My grandmother passed away several years ago, and while I miss her, I feel grateful for her strong presence throughout my life. Her vivid stories keep her alive for me, but when I really miss her, I bake her pumpkin pie recipe.
The pie’s full of spice–just like my sassy grandmother–and incorporates molasses to gives its sweetness some depth and edge. It’s because of this recipe–which calls for an un-prebaked crust–that I felt brave enough to completely give up on prebaking pie crusts in recipes that call for them. I make the pie just like she did, but with the addition of salt, which she shunned as forcefully as spirits. And rather than bake it in a glass pie dish as she usually did, I make it in a tart pan because the crust holds its shape better during baking.
I know there are a million pumpkin pie recipes out there, but my grandma’s recipe will always be the one for me. And that’s not just because I’m sentimental, either. It’s delicious.
From Betty Holsinger’s recipe.
1 1/4 cups all-purpose flour
1 1/2 teaspoons powdered sugar
1/2 teaspoon salt
1 1/4 sticks butter (10 tablespoons), cut in 1/4-inch slices
3 tablespoons ice water, strained
1 1/2 cups pumpkin puree (15 ounces)
1 cup brown sugar, packed
1/4 teaspoon salt
2 teaspoons cinnamon
1 teaspoon ground ginger
1/4 teaspoon ground cloves
2 tablespoons molasses
1 cup milk or cream
Whirl flour, powdered sugar, and salt in food processor with the blade attachment. Add several slices of butter and whirl until no chunks remain. Add remaining slices and whirl briefly to chop them up slightly.

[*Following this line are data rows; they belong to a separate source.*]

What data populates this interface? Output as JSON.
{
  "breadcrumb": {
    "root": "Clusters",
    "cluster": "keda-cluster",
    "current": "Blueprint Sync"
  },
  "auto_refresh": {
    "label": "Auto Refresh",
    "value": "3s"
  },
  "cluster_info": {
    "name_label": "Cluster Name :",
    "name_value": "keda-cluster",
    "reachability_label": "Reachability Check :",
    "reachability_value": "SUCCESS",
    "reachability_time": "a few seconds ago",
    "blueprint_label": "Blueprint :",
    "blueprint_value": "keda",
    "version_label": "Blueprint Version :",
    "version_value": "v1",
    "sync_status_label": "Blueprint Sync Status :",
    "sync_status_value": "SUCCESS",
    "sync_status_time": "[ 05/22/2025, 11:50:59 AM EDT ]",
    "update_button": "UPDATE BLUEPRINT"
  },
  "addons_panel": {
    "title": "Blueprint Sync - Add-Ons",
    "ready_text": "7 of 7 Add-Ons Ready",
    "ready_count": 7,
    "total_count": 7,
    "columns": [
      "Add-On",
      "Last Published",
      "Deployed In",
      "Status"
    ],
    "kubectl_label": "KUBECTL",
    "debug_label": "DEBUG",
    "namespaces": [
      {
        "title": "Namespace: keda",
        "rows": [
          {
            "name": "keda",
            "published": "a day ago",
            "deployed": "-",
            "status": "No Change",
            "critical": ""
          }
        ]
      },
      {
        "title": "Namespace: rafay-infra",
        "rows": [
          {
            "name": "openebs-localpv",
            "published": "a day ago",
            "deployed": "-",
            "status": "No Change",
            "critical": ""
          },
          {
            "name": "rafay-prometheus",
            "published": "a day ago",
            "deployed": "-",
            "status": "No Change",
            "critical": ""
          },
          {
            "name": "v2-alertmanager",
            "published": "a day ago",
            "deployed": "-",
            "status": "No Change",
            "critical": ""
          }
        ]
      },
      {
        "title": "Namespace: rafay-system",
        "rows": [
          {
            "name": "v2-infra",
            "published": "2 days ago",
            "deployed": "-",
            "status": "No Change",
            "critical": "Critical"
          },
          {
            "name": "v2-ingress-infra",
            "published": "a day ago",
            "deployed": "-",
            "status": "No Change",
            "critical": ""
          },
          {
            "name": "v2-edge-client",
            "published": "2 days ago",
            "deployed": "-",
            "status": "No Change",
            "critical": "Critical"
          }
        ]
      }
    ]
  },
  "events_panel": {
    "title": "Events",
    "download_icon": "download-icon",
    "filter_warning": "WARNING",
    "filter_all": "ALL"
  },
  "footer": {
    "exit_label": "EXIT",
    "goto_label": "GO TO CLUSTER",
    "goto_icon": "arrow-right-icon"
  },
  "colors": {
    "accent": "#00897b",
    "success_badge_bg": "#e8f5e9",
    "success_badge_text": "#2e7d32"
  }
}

Turn food processor on again and quickly drizzle ice water through the feed tube, stopping before the dough comes together. Pinch some crumbs together between your fingers; if they don’t stick together, add a bit more water and whirl briefly. Turn the mixture out onto a large piece of plastic wrap. Use the plastic wrap to help you bring the dough together; fold the edges of the dough toward the center and press down until it holds together, taking care not to overwork the dough. Wrap tightly in plastic and refrigerate for at least 30 minutes.

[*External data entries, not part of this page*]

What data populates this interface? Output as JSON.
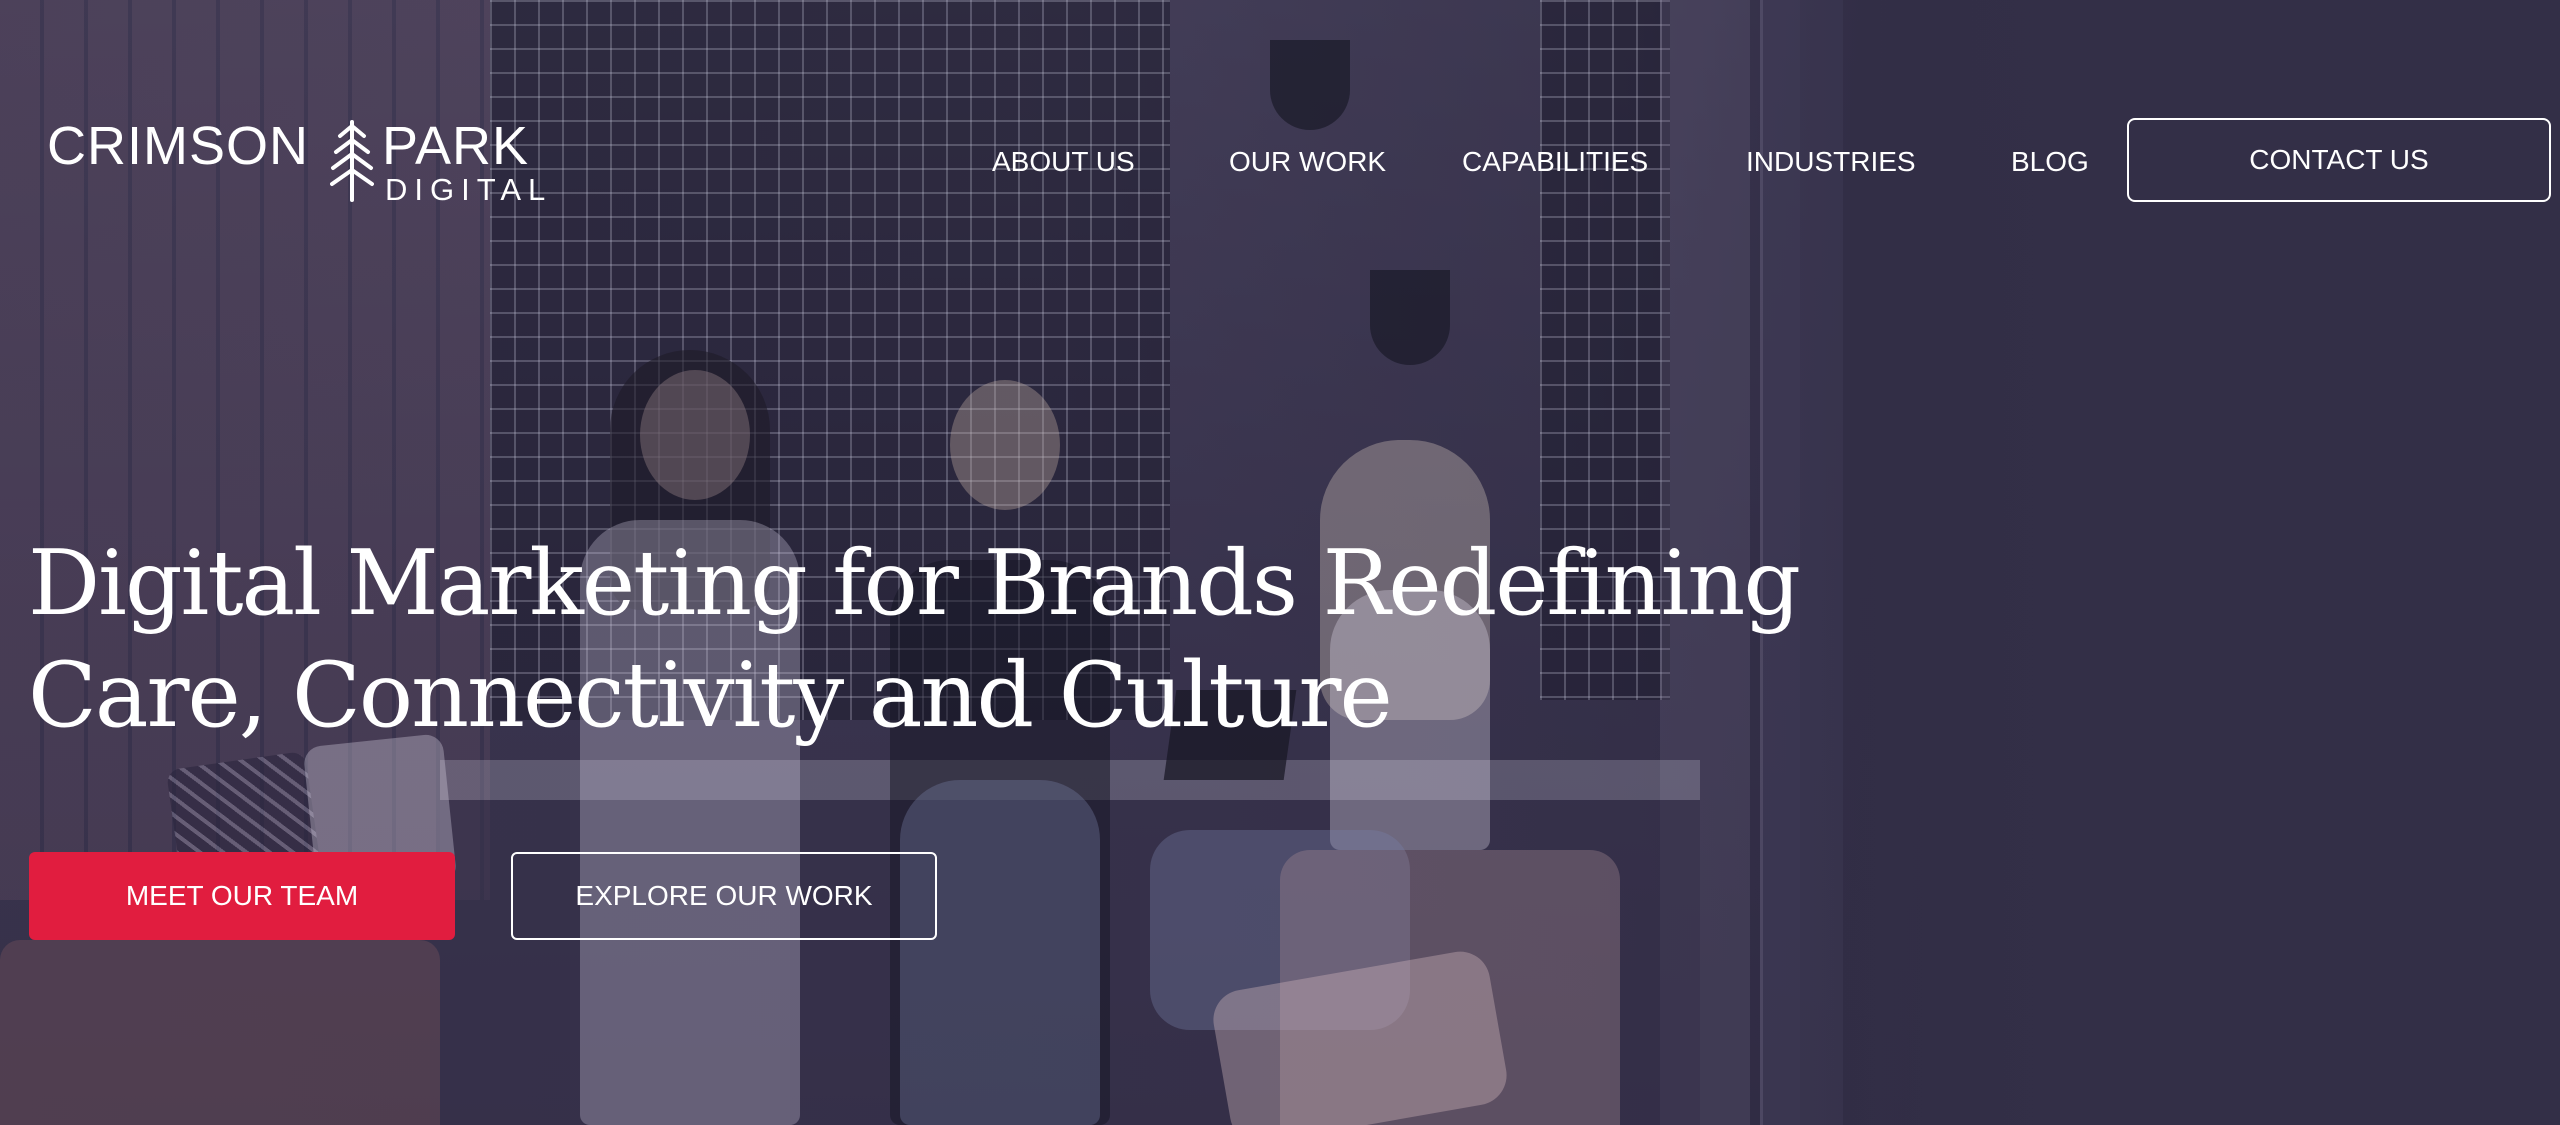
{
  "logo": {
    "word_left": "CRIMSON",
    "word_right": "PARK",
    "subline": "DIGITAL",
    "icon": "pine-tree-icon"
  },
  "nav": {
    "items": [
      {
        "label": "ABOUT US"
      },
      {
        "label": "OUR WORK"
      },
      {
        "label": "CAPABILITIES"
      },
      {
        "label": "INDUSTRIES"
      },
      {
        "label": "BLOG"
      }
    ],
    "contact_label": "CONTACT US"
  },
  "hero": {
    "headline_line1": "Digital Marketing for Brands Redefining",
    "headline_line2": "Care, Connectivity and Culture",
    "primary_cta": "MEET OUR TEAM",
    "secondary_cta": "EXPLORE OUR WORK"
  },
  "colors": {
    "accent": "#e11d3f",
    "overlay": "#332f47",
    "text": "#ffffff"
  }
}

While the dough chills, preheat oven to 425° F. Combine filling ingredients and mix well.
Roll out the dough into a 13- to 14-inch circle. Transfer carefully to a 10-inch fluted tart pan with a removable bottom. Fold overhanging edge of the dough down inside the tart pan, pressing gently to help it adhere. Place tart pan on a baking sheet and transfer it to the lower rack of the oven. Working quickly and carefully, pour the filling into the tart pan, and then close the oven door. Bake at 425° F for 15 minutes. Reduce oven temperature to 350° F and bake for 30 to 45 minutes more, until a sharp knife makes a crack in the top of the pie (this crack will grow as the pie cools; if you find it unsightly, bake until the center is set). If the crust begins to brown too much before the pie is finished baking, slide a baking sheet on the top rack of the oven to diffuse the heat.
Cool the pie to room temperature, and then refrigerate until ready to serve. Drizzle plates with caramel sauce, if desired, and serve with lightly sweetened whipped cream.